At the United Methodist Archives we normalize dates at the file level.
As we understand it one of date normalization's best use is for
searching. In such a scenario it does not help researchers to hit dates
only at the record group or series levels; which are likely to span a
significant portion of the life of the institution or person. If
someone is researching on 1968, for example, they are really interested
in seeing folders that have material with that date inside them.
On a more mundane matter, we do use the normalized dates for printing.
In our case it is our box labels. We use an xsl script to print the
collection title on the label, along with the first and last series
titles in the box and the span of dates within the box. Hope this helps
Nathan Tallman wrote:
> Good morning,
> I'd like to take a quick and extremely informal survey. How many
> institutions are normalizing dates at the file level? My past
> institution only normalized dates at the top, series, and subseries
> levels. The rational was that it's not worth the time to normalize at
> the file level because there aren't enough publishing options
> available that utilize the data. (Plus, there's a script to normalize
> dates if it's needed.) My current institution is looking at best
> practices for our encoding and I'd be interested to hear what others

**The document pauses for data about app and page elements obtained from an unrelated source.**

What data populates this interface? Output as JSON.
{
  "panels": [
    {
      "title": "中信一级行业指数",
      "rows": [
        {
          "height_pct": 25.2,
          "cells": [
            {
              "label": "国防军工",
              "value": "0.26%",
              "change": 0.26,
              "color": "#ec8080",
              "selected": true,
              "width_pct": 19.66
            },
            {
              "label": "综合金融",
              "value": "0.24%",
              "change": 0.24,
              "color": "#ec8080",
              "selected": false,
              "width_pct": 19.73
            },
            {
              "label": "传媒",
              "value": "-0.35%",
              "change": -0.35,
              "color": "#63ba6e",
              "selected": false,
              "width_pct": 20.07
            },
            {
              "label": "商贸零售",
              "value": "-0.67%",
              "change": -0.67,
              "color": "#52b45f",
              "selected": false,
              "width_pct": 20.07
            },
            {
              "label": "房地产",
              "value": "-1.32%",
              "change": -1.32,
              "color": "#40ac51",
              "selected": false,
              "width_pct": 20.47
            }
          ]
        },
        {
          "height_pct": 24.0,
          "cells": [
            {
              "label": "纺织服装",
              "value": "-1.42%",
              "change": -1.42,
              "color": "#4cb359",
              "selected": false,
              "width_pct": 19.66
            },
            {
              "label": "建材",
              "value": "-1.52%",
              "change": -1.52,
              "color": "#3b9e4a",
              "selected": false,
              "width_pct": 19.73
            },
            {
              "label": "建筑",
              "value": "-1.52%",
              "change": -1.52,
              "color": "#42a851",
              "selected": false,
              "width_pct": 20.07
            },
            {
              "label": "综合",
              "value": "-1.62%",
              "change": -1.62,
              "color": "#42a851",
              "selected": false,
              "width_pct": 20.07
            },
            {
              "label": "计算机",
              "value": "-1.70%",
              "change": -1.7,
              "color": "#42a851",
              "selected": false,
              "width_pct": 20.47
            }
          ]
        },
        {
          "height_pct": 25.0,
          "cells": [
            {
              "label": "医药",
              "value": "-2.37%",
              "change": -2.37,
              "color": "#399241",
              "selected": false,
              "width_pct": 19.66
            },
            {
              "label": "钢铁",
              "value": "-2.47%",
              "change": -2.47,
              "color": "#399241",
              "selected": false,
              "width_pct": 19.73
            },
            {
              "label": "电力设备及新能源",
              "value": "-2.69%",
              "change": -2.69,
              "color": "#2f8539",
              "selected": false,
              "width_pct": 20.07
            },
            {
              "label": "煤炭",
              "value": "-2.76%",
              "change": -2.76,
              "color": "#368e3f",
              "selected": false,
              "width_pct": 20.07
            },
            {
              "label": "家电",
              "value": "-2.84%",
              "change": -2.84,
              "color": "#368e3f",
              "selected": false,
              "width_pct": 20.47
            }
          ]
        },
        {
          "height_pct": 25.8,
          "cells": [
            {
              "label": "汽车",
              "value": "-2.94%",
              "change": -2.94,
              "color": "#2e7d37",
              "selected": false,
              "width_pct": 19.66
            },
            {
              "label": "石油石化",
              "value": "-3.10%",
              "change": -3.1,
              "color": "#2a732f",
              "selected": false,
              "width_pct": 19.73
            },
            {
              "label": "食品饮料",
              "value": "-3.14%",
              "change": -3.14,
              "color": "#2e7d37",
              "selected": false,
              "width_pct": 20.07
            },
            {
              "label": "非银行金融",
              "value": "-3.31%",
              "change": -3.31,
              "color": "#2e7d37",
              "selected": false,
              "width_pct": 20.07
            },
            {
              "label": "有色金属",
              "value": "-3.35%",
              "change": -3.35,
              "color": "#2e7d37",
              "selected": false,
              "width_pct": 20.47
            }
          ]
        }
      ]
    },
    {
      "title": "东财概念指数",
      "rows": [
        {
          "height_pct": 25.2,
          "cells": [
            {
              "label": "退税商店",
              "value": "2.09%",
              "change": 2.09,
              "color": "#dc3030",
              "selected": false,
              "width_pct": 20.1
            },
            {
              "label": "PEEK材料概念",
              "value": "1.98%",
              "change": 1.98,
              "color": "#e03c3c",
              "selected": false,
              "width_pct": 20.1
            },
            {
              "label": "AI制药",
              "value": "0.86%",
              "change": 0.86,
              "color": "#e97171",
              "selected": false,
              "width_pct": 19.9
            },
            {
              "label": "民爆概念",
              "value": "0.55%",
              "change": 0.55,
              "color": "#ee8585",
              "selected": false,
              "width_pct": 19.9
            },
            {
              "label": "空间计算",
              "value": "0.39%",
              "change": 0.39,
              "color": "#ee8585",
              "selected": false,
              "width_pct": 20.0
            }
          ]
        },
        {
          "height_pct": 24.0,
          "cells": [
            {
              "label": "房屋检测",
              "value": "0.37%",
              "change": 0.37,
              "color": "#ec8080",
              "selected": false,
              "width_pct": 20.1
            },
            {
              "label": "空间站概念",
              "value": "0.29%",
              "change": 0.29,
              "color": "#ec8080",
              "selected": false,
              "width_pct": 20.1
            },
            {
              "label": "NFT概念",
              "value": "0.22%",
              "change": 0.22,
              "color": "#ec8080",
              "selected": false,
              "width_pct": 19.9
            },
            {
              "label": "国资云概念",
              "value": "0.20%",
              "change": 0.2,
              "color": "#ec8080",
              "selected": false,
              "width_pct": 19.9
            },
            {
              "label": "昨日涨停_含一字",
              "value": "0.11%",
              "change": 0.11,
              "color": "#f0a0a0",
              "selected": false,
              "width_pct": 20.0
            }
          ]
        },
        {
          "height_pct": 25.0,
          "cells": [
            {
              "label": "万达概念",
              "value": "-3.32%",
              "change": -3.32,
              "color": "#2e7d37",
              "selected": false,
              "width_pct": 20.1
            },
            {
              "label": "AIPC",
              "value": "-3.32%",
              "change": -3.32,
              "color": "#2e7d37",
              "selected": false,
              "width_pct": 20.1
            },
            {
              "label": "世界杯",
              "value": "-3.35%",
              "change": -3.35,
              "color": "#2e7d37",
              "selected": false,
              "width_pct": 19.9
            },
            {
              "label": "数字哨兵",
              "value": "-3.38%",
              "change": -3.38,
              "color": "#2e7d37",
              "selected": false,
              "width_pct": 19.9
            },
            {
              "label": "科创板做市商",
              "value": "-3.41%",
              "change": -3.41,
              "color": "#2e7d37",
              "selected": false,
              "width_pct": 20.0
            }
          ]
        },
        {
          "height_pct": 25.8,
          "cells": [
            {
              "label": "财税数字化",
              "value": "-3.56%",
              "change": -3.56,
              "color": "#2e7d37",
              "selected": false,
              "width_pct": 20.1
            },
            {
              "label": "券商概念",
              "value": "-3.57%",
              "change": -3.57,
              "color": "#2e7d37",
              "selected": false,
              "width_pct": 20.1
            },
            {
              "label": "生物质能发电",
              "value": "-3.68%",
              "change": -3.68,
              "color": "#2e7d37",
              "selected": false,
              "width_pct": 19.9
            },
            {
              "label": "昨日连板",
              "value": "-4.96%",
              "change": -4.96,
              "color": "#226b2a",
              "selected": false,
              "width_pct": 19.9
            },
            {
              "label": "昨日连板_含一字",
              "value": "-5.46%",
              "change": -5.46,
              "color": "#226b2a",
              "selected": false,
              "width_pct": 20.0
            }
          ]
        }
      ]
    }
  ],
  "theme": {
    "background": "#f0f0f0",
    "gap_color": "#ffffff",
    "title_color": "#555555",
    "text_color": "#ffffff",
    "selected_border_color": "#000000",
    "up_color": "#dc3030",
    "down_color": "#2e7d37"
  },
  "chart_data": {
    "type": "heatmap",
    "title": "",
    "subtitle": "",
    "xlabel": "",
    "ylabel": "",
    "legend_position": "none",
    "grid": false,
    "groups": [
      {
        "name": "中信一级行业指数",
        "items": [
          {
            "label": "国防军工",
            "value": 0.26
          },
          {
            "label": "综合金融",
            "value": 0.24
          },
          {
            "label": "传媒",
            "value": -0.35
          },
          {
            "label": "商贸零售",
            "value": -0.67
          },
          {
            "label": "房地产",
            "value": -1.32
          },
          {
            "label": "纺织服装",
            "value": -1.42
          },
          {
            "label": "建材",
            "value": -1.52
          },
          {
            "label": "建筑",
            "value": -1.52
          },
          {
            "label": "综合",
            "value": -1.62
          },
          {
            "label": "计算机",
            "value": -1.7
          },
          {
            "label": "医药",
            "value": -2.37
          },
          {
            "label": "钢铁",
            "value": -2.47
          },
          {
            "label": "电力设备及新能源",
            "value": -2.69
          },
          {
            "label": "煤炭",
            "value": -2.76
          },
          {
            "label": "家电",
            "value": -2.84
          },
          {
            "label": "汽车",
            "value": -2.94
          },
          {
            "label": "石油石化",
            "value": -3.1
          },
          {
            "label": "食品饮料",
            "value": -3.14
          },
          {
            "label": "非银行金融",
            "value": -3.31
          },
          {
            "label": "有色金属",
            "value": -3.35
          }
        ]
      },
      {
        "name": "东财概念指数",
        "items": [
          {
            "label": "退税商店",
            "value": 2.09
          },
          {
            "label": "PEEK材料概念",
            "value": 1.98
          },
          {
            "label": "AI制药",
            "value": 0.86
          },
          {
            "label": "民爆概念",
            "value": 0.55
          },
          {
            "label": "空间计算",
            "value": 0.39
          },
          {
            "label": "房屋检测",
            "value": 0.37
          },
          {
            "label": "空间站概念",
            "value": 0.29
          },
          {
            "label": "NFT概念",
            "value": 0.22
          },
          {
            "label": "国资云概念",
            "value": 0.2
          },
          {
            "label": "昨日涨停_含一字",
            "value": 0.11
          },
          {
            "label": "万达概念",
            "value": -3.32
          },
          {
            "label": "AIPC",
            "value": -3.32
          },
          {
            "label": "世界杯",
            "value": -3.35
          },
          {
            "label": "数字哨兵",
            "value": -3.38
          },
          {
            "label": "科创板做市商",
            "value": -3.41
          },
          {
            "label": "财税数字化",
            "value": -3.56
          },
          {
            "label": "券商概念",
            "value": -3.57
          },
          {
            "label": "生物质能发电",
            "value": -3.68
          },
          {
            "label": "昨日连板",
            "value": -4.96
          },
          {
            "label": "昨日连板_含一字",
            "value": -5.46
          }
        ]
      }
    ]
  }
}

> are doing .
> Nathan Tallman
L. Dale Patterson [log in to unmask]
Archivist-Records Administrator 973-408-3195
United Methodist Church Archives fax: 973-408-3909
Madison, NJ 07940 http://www.gcah.org